:: ASSIGNMENT ::
The records are given next. Repeat each one exactly.
[[ AVAILABLE DATA open ]]
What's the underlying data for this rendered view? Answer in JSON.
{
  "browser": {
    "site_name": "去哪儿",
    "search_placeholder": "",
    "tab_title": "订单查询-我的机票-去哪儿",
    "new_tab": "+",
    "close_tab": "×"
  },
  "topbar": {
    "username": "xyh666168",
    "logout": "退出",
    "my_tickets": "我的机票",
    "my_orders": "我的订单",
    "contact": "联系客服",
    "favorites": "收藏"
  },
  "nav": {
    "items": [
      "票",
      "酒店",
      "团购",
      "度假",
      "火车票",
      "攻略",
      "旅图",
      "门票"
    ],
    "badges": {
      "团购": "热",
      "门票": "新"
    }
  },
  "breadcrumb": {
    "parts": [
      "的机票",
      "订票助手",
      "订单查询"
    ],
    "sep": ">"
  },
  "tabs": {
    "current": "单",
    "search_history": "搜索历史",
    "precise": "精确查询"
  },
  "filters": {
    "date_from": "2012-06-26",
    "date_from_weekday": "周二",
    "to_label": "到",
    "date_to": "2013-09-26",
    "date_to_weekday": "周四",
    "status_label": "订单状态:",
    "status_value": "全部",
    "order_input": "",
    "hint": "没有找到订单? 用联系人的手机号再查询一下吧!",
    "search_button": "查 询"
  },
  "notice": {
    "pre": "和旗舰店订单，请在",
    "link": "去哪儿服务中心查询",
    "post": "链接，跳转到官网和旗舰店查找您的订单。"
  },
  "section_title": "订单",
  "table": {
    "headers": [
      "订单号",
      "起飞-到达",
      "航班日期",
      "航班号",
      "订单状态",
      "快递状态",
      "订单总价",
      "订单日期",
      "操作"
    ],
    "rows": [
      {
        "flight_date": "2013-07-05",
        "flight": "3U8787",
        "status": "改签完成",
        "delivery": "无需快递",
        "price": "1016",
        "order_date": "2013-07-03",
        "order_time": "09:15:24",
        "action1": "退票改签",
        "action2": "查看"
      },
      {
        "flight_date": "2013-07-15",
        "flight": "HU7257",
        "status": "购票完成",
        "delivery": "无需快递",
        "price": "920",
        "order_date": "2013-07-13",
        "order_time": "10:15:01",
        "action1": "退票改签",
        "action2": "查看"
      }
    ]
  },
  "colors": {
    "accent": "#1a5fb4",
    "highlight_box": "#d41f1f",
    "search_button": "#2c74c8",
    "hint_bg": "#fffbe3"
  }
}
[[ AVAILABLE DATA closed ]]
:: EXERCISE RESPONSE ::
What's the underlying data for this rendered view? Answer in JSON.
{
  "browser": {
    "site_name": "去哪儿",
    "search_placeholder": "",
    "tab_title": "订单查询-我的机票-去哪儿",
    "new_tab": "+",
    "close_tab": "×"
  },
  "topbar": {
    "username": "xyh666168",
    "logout": "退出",
    "my_tickets": "我的机票",
    "my_orders": "我的订单",
    "contact": "联系客服",
    "favorites": "收藏"
  },
  "nav": {
    "items": [
      "票",
      "酒店",
      "团购",
      "度假",
      "火车票",
      "攻略",
      "旅图",
      "门票"
    ],
    "badges": {
      "团购": "热",
      "门票": "新"
    }
  },
  "breadcrumb": {
    "parts": [
      "的机票",
      "订票助手",
      "订单查询"
    ],
    "sep": ">"
  },
  "tabs": {
    "current": "单",
    "search_history": "搜索历史",
    "precise": "精确查询"
  },
  "filters": {
    "date_from": "2012-06-26",
    "date_from_weekday": "周二",
    "to_label": "到",
    "date_to": "2013-09-26",
    "date_to_weekday": "周四",
    "status_label": "订单状态:",
    "status_value": "全部",
    "order_input": "",
    "hint": "没有找到订单? 用联系人的手机号再查询一下吧!",
    "search_button": "查 询"
  },
  "notice": {
    "pre": "和旗舰店订单，请在",
    "link": "去哪儿服务中心查询",
    "post": "链接，跳转到官网和旗舰店查找您的订单。"
  },
  "section_title": "订单",
  "table": {
    "headers": [
      "订单号",
      "起飞-到达",
      "航班日期",
      "航班号",
      "订单状态",
      "快递状态",
      "订单总价",
      "订单日期",
      "操作"
    ],
    "rows": [
      {
        "flight_date": "2013-07-05",
        "flight": "3U8787",
        "status": "改签完成",
        "delivery": "无需快递",
        "price": "1016",
        "order_date": "2013-07-03",
        "order_time": "09:15:24",
        "action1": "退票改签",
        "action2": "查看"
      },
      {
        "flight_date": "2013-07-15",
        "flight": "HU7257",
        "status": "购票完成",
        "delivery": "无需快递",
        "price": "920",
        "order_date": "2013-07-13",
        "order_time": "10:15:01",
        "action1": "退票改签",
        "action2": "查看"
      }
    ]
  },
  "colors": {
    "accent": "#1a5fb4",
    "highlight_box": "#d41f1f",
    "search_button": "#2c74c8",
    "hint_bg": "#fffbe3"
  }
}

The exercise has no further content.